Task requirements: Can you pull out each line of the data below that includes the word "JSON"?
== Dataset excerpts ==
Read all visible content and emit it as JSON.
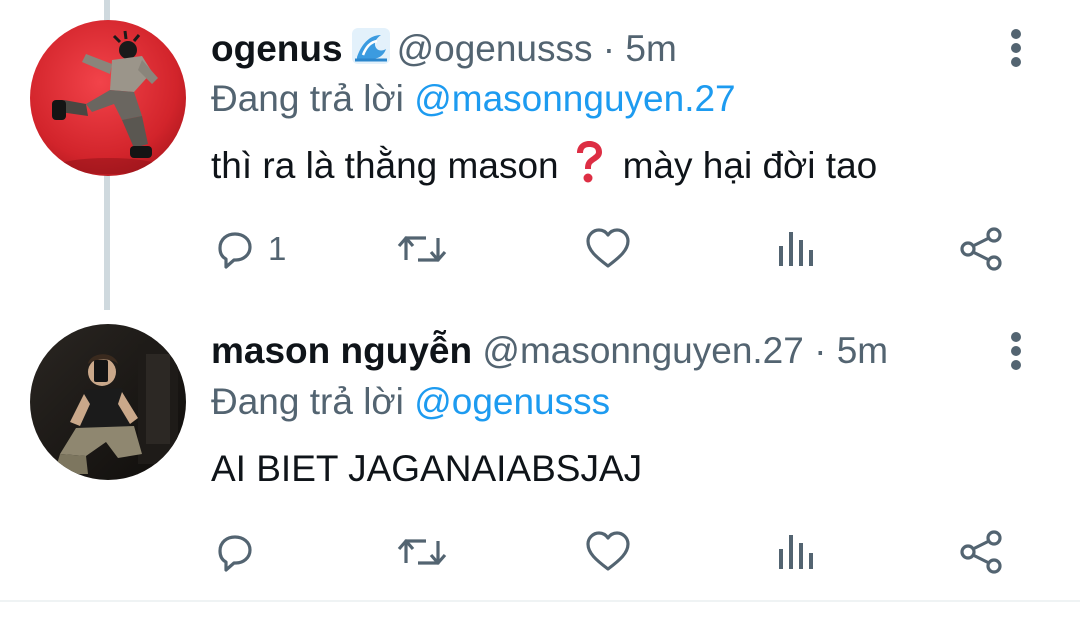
{
  "colors": {
    "accent": "#1d9bf0",
    "secondary_text": "#536471",
    "primary_text": "#0f1419",
    "thread_line": "#cfd9de"
  },
  "tweets": [
    {
      "display_name": "ogenus",
      "badge_icon": "water-wave-emoji",
      "handle": "@ogenusss",
      "separator": "·",
      "time": "5m",
      "reply_prefix": "Đang trả lời",
      "reply_to": "@masonnguyen.27",
      "text_before_emoji": "thì ra là thằng mason",
      "emoji": "red-question-mark-emoji",
      "text_after_emoji": "mày hại đời tao",
      "reply_count": "1",
      "more_icon": "vertical-ellipsis-icon"
    },
    {
      "display_name": "mason nguyễn",
      "handle": "@masonnguyen.27",
      "separator": "·",
      "time": "5m",
      "reply_prefix": "Đang trả lời",
      "reply_to": "@ogenusss",
      "text": "AI BIET JAGANAIABSJAJ",
      "reply_count": "",
      "more_icon": "vertical-ellipsis-icon"
    }
  ],
  "action_icons": [
    "reply-icon",
    "retweet-icon",
    "like-icon",
    "views-icon",
    "share-icon"
  ]
}
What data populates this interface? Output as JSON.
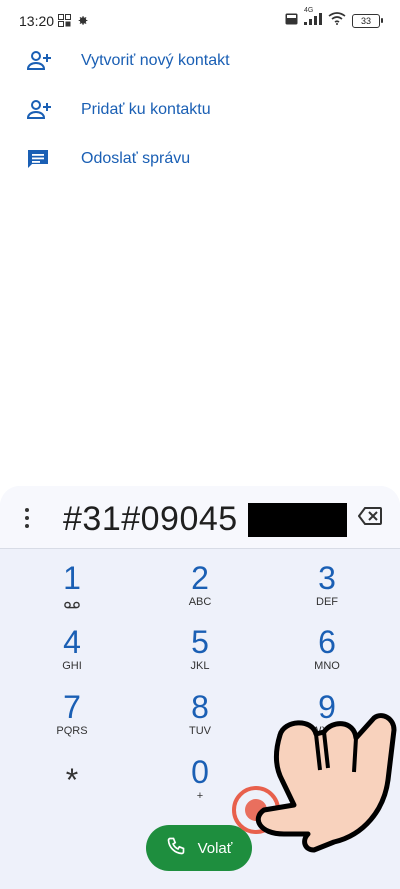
{
  "status_bar": {
    "time": "13:20",
    "network": "4G",
    "battery": "33"
  },
  "actions": [
    {
      "label": "Vytvoriť nový kontakt",
      "icon": "person-add-icon"
    },
    {
      "label": "Pridať ku kontaktu",
      "icon": "person-add-icon"
    },
    {
      "label": "Odoslať správu",
      "icon": "message-icon"
    }
  ],
  "dialer": {
    "number": "#31#09045",
    "keys": [
      {
        "digit": "1",
        "sub": ""
      },
      {
        "digit": "2",
        "sub": "ABC"
      },
      {
        "digit": "3",
        "sub": "DEF"
      },
      {
        "digit": "4",
        "sub": "GHI"
      },
      {
        "digit": "5",
        "sub": "JKL"
      },
      {
        "digit": "6",
        "sub": "MNO"
      },
      {
        "digit": "7",
        "sub": "PQRS"
      },
      {
        "digit": "8",
        "sub": "TUV"
      },
      {
        "digit": "9",
        "sub": "WXYZ"
      },
      {
        "digit": "*",
        "sub": ""
      },
      {
        "digit": "0",
        "sub": "+"
      },
      {
        "digit": "#",
        "sub": ""
      }
    ],
    "call_label": "Volať"
  },
  "colors": {
    "accent": "#1a5fb4",
    "call_green": "#1e8e3e",
    "dialpad_bg": "#eef1fa"
  }
}
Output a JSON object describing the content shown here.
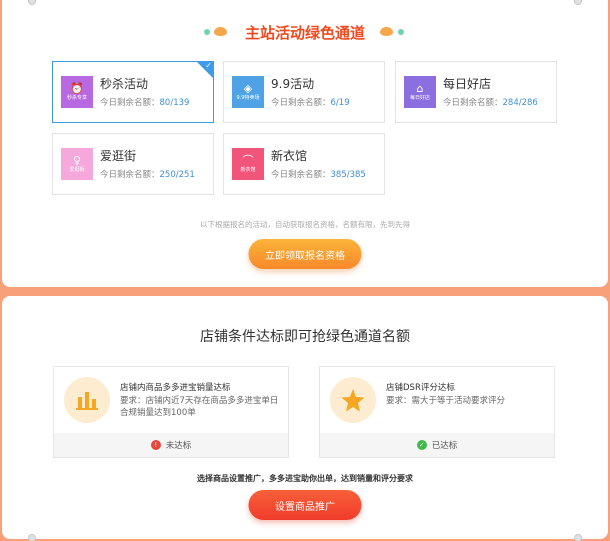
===
Task answer:
Read all visible content and emit it as JSON.
What data populates this interface? Output as JSON.
Output a JSON object describing the content shown here.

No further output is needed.